Listen out for any rattles that point towards loose cam bolts or, on the VVC engine, an expensive failure of the variable valve control camshaft. Coil packs on pre-facelift Fs can suffer from water leaking on to them from the boot lid, so make sure the engine is firing smoothly.
Otherwise, the K-Series engine is very solid so long as the cam belt is replaced every 60,000 miles. As for the gearbox, the five-speed manual is trouble-free. While in this general region of the car, check the clutch and handbrake cables are both working properly as they need careful adjustment to function correctly.
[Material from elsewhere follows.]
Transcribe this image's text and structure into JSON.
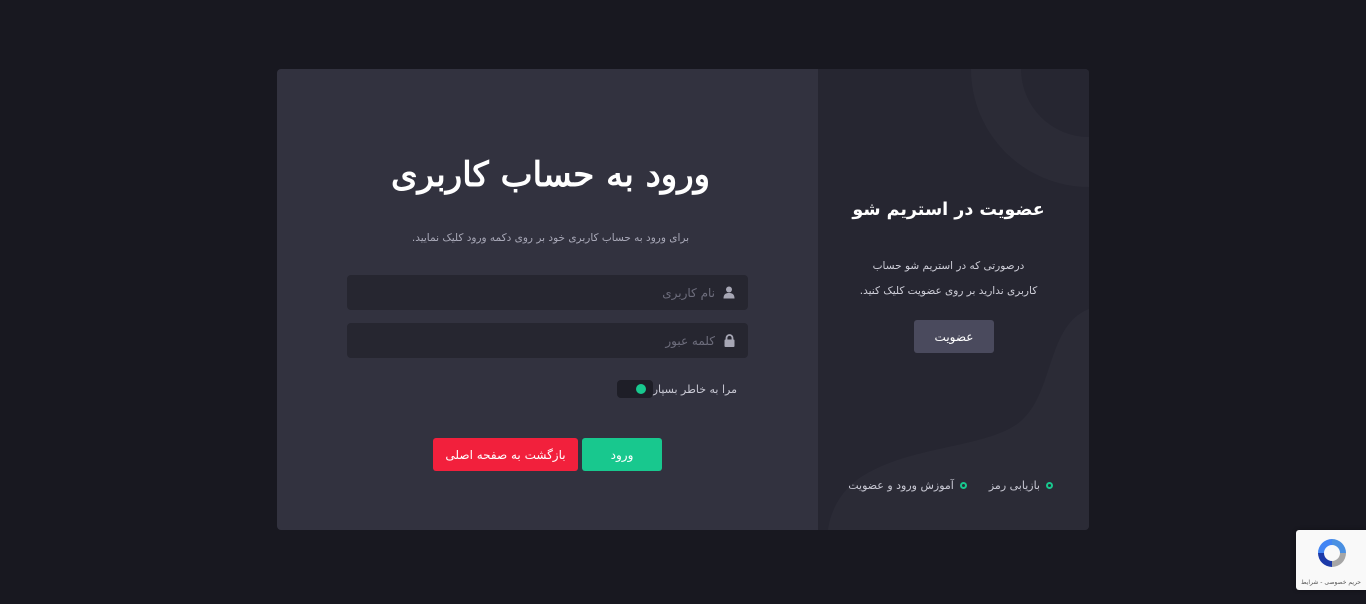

Next stop on your checklist is the Hydragas suspension. The nitrogen gas in the spheres leaks out over time, leading to a stiff ride quality and, in some cases, the car sitting low to the ground. The distance between the wheel centre and arch lip should be around 35cm on cars in good health. New spheres that can be re-gassed are the best solution, along with new rubber seals. It’s also wise to budget for new suspension bushes all round and new upper ball joints unless there are receipts to show this work has been completed recently.
The MGF is very is sensitive to what rubber is used, as well as matching rubber on the front and rear axles, as the normally stable handling can be quite badly affected by poor tyres or mismatched rubber. If the car you’re inspecting is wearing worn no-name tyres, it’s a cue first to knock some money off the price, and then to budget for a proper high-end brand.
When checking the suspension, make sure the front and rear subframes are not seriously corroded. It also pays to go over the entire body looking for rust, which commonly takes hold around the wheel arches and the side air intakes. MGFs also rust along the sills, especially where this structural beam meets the rear wing as there’s a drain hole here that can become blocked with silt and dirt. As for the hood, its condition should be obvious and a new replacement hood with heated glass rear screen will cost around £650 plus fitting.
Have a look for signs inside the MG for any water damage from a leaking roof. The interior trim and plastics are generally hard wearing, though the seat piping is prone to fraying and hanging loose and the cabin can start to look a bit shabby on high-mileage cars. With so many MGFs out there, it should at least be easy enough to find replacement trim.
On the test drive, listen for a rattle from the main instrument binnacle cover, which points to broken mounts. An original replacement means removing the entire dash, but there’s an aftermarket kit that’s easy to fit available through the MGF Register.
Which is the right MGF for you?
For most drivers, the MGF with the 1.6-litre engine or the 1.8 with CVT (continuously variable transmission) automatic gearbox will feel a bit too sluggish for a sports car. They still handle just fine, but when you can have the standard 1.8 with 118bhp and five-speed manual that feels so much peppier, it’s worth looking for this model.
MGF 1.8 VVCs are thinner on the ground and prices are a bit higher as a result, but it’s the model to have if you enjoy driving on the sorts of roads where a sports car excels. With 0-60mph in 7.0 seconds, the VVC with its 143bhp is a great trade-off between performance and easily affordable running costs as it can also manage 36mpg.
For those who want the most powerful version of the MGF, the Trophy 160 is the car to aim for. However, the Trophy’s 0-60mph time of 6.9 seconds is barely quicker than the standard VVC’s and you’ll pay significantly more for this special edition than the 143bhp VVC. As for the various special editions, they are worth having if you want something a bit different and with some added extras, but don’t pay any extra for them over a sound standard model.